New fossils shed light on how snakes got their bite and lost their legs
New fossils of an ancient legged snake, called Najash, shed light on the origin of the slithering reptiles.
The fossil discoveries published in Science Advances have revealed they possessed hind legs during the first 70 million years of their evolution.
They also provide details about how the flexible skull of snakes evolved from their lizard ancestors.
The evolution of the snake body has captivated researchers for a long time—representing one of the most dramatic examples of the vertebrate body's ability to adapt—but a limited fossil record has obscured our understanding of their early evolution until now.
Dr. Alessandro Palci, from Flinders University, was part of the international research team that performed high-resolution (CT) scanning and light microscopy of the preserved skulls of Najash to reveal substantial new anatomical data on the early evolution of snakes.
"Snakes are famously legless, but then so are many lizards. What truly sets snakes apart is their highly mobile skull, which allows them to swallow large prey items. For a long time we have been lacking detailed information about the transition from the relatively rigid skull of a lizard to the super flexible skull of snakes".
"Najash has the most complete, three-dimensionally preserved skull of any ancient snake, and this is providing an amazing amount of new information on how the head of snakes evolved. It has some, but not all of the flexible joints found in the skull of modern snakes. Its middle ear is intermediate between that of lizards and living snakes, and unlike all living snakes it retains a well-developed cheekbone, which again is reminiscent of that of lizards."
Flinders University and South Australian Museum researcher Professor Mike Lee, was also part of the study, and adds "Najash shows how snakes evolved from lizards in incremental evolutionary steps, just like Darwin predicted."

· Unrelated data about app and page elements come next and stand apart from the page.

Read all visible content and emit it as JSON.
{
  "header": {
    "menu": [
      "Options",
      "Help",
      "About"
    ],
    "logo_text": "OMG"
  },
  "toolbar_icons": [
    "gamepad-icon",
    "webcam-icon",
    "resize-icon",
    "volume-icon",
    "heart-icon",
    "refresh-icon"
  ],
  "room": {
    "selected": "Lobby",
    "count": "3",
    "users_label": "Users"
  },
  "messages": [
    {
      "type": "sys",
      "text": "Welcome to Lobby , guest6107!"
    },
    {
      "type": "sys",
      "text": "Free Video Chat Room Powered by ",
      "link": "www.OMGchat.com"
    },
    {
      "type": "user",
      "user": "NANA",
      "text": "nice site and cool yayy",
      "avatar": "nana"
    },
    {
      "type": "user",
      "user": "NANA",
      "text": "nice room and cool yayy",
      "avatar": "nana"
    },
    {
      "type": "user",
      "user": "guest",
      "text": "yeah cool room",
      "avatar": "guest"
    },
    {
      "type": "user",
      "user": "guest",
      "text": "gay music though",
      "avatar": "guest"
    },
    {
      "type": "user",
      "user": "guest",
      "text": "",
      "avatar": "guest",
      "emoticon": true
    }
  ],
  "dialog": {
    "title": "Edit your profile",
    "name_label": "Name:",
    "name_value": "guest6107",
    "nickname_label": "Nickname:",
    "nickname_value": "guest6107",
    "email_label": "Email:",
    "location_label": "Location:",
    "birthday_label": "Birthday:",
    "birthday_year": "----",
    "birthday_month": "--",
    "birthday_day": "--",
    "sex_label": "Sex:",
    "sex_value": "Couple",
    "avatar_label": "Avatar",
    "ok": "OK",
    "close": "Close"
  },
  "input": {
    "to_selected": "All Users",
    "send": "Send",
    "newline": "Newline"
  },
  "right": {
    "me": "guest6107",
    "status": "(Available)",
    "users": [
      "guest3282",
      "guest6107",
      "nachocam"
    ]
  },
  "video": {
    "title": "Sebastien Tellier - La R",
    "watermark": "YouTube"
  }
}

"These primitive snakes with little legs weren't just a transient evolutionary stage on the way to something better. Rather, they had a highly successful body plan that persisted across many millions of years, and diversified into a range of terrestrial, burowing and aquatic niches," says Professor Lee.